* **Instructions to follow**
The response must contain the complete data, printed exactly.
───── Source data
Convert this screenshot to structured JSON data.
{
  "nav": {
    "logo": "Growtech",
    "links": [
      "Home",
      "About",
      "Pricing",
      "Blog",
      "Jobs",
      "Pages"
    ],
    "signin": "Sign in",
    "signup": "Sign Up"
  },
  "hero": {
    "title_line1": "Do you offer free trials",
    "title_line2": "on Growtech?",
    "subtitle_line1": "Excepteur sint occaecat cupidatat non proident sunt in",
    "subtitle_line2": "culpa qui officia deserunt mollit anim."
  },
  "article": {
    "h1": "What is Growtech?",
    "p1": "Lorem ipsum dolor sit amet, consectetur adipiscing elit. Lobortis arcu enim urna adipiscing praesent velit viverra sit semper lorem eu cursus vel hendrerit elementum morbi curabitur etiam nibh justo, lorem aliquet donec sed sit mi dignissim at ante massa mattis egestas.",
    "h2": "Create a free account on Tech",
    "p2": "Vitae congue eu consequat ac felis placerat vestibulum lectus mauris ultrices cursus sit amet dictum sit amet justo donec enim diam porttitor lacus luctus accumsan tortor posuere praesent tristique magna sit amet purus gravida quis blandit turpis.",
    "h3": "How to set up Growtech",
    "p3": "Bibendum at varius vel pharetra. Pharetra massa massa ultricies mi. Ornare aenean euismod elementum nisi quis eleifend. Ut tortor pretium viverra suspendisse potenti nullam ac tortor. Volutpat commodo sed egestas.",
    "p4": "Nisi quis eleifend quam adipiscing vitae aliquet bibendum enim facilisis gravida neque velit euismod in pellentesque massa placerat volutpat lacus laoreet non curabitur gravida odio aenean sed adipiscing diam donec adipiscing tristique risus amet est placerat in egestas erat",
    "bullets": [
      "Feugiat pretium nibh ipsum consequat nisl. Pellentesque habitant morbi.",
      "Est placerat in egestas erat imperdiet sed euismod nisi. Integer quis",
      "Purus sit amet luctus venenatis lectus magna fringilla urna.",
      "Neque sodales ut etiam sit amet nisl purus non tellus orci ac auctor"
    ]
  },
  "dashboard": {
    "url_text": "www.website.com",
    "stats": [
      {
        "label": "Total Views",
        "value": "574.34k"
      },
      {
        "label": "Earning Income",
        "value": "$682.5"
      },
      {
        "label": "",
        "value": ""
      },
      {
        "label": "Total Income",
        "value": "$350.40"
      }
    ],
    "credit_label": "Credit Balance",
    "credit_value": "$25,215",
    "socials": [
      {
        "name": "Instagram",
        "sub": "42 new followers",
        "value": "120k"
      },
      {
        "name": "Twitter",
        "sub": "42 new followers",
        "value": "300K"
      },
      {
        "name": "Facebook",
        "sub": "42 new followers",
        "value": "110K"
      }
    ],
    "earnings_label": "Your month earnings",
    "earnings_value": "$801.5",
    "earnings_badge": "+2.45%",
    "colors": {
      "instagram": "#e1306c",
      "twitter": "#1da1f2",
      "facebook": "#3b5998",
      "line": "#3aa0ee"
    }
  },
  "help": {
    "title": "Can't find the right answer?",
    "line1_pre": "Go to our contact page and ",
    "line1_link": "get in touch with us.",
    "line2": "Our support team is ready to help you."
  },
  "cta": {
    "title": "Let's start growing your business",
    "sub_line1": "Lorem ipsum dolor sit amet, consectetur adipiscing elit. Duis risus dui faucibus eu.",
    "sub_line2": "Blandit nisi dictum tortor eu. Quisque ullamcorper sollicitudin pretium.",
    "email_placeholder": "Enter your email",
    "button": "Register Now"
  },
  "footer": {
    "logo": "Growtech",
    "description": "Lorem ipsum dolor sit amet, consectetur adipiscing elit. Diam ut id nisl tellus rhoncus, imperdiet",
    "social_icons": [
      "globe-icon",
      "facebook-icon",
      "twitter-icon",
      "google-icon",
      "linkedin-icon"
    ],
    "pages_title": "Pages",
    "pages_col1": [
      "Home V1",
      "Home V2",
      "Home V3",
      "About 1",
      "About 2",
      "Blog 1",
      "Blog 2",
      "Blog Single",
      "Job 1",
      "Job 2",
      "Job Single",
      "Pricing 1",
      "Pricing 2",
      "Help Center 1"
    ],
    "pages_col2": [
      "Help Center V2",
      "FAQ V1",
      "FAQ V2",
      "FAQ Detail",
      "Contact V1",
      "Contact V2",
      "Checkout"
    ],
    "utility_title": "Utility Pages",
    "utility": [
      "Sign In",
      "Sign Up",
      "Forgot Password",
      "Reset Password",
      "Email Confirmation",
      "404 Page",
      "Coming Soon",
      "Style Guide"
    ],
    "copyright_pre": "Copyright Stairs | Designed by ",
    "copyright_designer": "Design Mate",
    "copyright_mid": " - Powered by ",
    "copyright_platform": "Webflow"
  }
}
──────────
* **Answer to the exercise**
Convert this screenshot to structured JSON data.
{
  "nav": {
    "logo": "Growtech",
    "links": [
      "Home",
      "About",
      "Pricing",
      "Blog",
      "Jobs",
      "Pages"
    ],
    "signin": "Sign in",
    "signup": "Sign Up"
  },
  "hero": {
    "title_line1": "Do you offer free trials",
    "title_line2": "on Growtech?",
    "subtitle_line1": "Excepteur sint occaecat cupidatat non proident sunt in",
    "subtitle_line2": "culpa qui officia deserunt mollit anim."
  },
  "article": {
    "h1": "What is Growtech?",
    "p1": "Lorem ipsum dolor sit amet, consectetur adipiscing elit. Lobortis arcu enim urna adipiscing praesent velit viverra sit semper lorem eu cursus vel hendrerit elementum morbi curabitur etiam nibh justo, lorem aliquet donec sed sit mi dignissim at ante massa mattis egestas.",
    "h2": "Create a free account on Tech",
    "p2": "Vitae congue eu consequat ac felis placerat vestibulum lectus mauris ultrices cursus sit amet dictum sit amet justo donec enim diam porttitor lacus luctus accumsan tortor posuere praesent tristique magna sit amet purus gravida quis blandit turpis.",
    "h3": "How to set up Growtech",
    "p3": "Bibendum at varius vel pharetra. Pharetra massa massa ultricies mi. Ornare aenean euismod elementum nisi quis eleifend. Ut tortor pretium viverra suspendisse potenti nullam ac tortor. Volutpat commodo sed egestas.",
    "p4": "Nisi quis eleifend quam adipiscing vitae aliquet bibendum enim facilisis gravida neque velit euismod in pellentesque massa placerat volutpat lacus laoreet non curabitur gravida odio aenean sed adipiscing diam donec adipiscing tristique risus amet est placerat in egestas erat",
    "bullets": [
      "Feugiat pretium nibh ipsum consequat nisl. Pellentesque habitant morbi.",
      "Est placerat in egestas erat imperdiet sed euismod nisi. Integer quis",
      "Purus sit amet luctus venenatis lectus magna fringilla urna.",
      "Neque sodales ut etiam sit amet nisl purus non tellus orci ac auctor"
    ]
  },
  "dashboard": {
    "url_text": "www.website.com",
    "stats": [
      {
        "label": "Total Views",
        "value": "574.34k"
      },
      {
        "label": "Earning Income",
        "value": "$682.5"
      },
      {
        "label": "",
        "value": ""
      },
      {
        "label": "Total Income",
        "value": "$350.40"
      }
    ],
    "credit_label": "Credit Balance",
    "credit_value": "$25,215",
    "socials": [
      {
        "name": "Instagram",
        "sub": "42 new followers",
        "value": "120k"
      },
      {
        "name": "Twitter",
        "sub": "42 new followers",
        "value": "300K"
      },
      {
        "name": "Facebook",
        "sub": "42 new followers",
        "value": "110K"
      }
    ],
    "earnings_label": "Your month earnings",
    "earnings_value": "$801.5",
    "earnings_badge": "+2.45%",
    "colors": {
      "instagram": "#e1306c",
      "twitter": "#1da1f2",
      "facebook": "#3b5998",
      "line": "#3aa0ee"
    }
  },
  "help": {
    "title": "Can't find the right answer?",
    "line1_pre": "Go to our contact page and ",
    "line1_link": "get in touch with us.",
    "line2": "Our support team is ready to help you."
  },
  "cta": {
    "title": "Let's start growing your business",
    "sub_line1": "Lorem ipsum dolor sit amet, consectetur adipiscing elit. Duis risus dui faucibus eu.",
    "sub_line2": "Blandit nisi dictum tortor eu. Quisque ullamcorper sollicitudin pretium.",
    "email_placeholder": "Enter your email",
    "button": "Register Now"
  },
  "footer": {
    "logo": "Growtech",
    "description": "Lorem ipsum dolor sit amet, consectetur adipiscing elit. Diam ut id nisl tellus rhoncus, imperdiet",
    "social_icons": [
      "globe-icon",
      "facebook-icon",
      "twitter-icon",
      "google-icon",
      "linkedin-icon"
    ],
    "pages_title": "Pages",
    "pages_col1": [
      "Home V1",
      "Home V2",
      "Home V3",
      "About 1",
      "About 2",
      "Blog 1",
      "Blog 2",
      "Blog Single",
      "Job 1",
      "Job 2",
      "Job Single",
      "Pricing 1",
      "Pricing 2",
      "Help Center 1"
    ],
    "pages_col2": [
      "Help Center V2",
      "FAQ V1",
      "FAQ V2",
      "FAQ Detail",
      "Contact V1",
      "Contact V2",
      "Checkout"
    ],
    "utility_title": "Utility Pages",
    "utility": [
      "Sign In",
      "Sign Up",
      "Forgot Password",
      "Reset Password",
      "Email Confirmation",
      "404 Page",
      "Coming Soon",
      "Style Guide"
    ],
    "copyright_pre": "Copyright Stairs | Designed by ",
    "copyright_designer": "Design Mate",
    "copyright_mid": " - Powered by ",
    "copyright_platform": "Webflow"
  }
}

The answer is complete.